Primary sponsor Sen. Brock Greenfield, R-Clark, said Senate Bill 47 would allow for what he calls constitutional carry, or permitless concealed carry. Under current law, South Dakotans can open carry without a permit, but need a permit in order to carry a concealed weapon. Having a concealed weapon without proper permitting is a misdemeanor offense.
“We’re not trying to create a situation where South Dakota is the Wild West,” Greenfield told committee members. “We’re simply trying to create a situation in which we recognize that the Second Amendment is paramount and will not be infringed.”
SB 47 isn’t Greenfield’s first attempt to pass permitless concealed carry legislation, and it’s not the only bill of its kind up for consideration this legislative session.

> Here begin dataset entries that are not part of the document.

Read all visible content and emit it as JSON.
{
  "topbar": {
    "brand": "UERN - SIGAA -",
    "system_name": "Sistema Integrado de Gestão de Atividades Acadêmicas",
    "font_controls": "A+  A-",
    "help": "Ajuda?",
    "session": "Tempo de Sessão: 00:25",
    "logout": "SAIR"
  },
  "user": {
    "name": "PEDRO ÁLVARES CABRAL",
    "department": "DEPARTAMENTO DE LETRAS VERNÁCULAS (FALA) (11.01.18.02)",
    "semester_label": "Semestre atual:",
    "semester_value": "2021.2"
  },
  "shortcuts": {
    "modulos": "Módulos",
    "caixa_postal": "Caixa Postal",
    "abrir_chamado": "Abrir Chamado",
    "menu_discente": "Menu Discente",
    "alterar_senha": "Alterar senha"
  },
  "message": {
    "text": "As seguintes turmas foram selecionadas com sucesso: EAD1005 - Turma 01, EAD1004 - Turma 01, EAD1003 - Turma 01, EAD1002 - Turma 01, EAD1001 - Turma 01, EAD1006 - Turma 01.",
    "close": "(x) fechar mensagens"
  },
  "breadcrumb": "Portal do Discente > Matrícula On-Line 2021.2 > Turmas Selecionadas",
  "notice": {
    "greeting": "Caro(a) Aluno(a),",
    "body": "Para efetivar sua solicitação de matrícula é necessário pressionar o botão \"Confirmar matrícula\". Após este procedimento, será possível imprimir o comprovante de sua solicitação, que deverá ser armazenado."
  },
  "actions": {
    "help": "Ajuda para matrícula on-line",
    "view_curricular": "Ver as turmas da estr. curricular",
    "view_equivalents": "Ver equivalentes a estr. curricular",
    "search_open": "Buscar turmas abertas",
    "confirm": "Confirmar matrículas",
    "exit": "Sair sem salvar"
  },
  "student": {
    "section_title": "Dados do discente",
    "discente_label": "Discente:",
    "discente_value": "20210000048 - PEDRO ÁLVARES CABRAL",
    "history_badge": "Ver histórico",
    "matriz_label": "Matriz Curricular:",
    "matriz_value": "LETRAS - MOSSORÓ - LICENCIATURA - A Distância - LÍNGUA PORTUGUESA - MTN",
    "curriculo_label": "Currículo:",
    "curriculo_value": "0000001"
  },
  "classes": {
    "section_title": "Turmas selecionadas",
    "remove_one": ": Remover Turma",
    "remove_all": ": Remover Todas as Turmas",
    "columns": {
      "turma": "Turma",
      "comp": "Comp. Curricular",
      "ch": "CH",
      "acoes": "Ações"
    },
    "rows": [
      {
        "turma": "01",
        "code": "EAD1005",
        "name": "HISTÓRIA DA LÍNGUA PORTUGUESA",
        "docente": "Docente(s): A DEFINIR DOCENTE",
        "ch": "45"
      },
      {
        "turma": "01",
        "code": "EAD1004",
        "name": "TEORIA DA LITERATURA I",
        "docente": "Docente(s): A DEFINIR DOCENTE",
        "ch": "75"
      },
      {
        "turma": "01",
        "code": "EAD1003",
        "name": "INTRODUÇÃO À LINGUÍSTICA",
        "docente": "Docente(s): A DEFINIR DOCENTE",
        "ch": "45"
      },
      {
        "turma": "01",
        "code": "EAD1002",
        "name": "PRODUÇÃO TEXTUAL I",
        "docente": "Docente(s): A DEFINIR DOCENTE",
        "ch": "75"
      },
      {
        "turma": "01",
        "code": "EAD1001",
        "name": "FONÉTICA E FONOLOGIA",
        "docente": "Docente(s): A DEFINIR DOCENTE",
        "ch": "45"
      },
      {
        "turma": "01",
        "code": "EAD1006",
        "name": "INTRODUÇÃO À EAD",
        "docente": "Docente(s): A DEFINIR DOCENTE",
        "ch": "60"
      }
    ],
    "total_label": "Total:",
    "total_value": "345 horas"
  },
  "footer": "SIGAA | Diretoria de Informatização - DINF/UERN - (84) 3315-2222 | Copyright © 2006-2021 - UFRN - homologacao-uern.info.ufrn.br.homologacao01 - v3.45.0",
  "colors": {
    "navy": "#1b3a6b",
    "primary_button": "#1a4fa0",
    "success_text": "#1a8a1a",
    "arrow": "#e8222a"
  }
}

Two similar bills have been filed and several have been filed in previous sessions.
The bill narrowly passed the committee by a 4-3 vote and now moves onto the Senate for a vote. The Legislature has passed similar bills in previous sessions, which were then vetoed by then-Gov. Dennis Daugaard, a Republican.
Republican Gov. Kristi Noem at a Thursday news conference said she supports the idea of constitutional carry, but needs to review the legislation and consult with law enforcement before making a final decision. She also said Lt. Gov. Larry Rhoden met with lawmakers, law enforcement officers and gun advocates to discuss potential gun legislation for the session.
Both the South Dakota Sheriff’s Association and the State’s Attorneys Association oppose the bill. Dick Tieszen, a lobbyist for the sheriff’s group, told committee members Thursday that the association finds the state’s current permit procedure is reasonable and that SB 47 is too broad.
“It allows everyone to carry without going through a permit process,” Tieszen said. “Without the permit process, folks, we don’t have any idea who’s carrying.”
According to the Secretary of State’s Office, as of Nov. 30, 2018, more than 107,000 South Dakotans hold active concealed carry permits.
Committee members also passed by a 4-3 vote Senate Bill 50, which would allow gun owners with concealed carry permits to carry concealed guns inside the state Capitol in Pierre. Daugaard has also vetoed such bills in the past.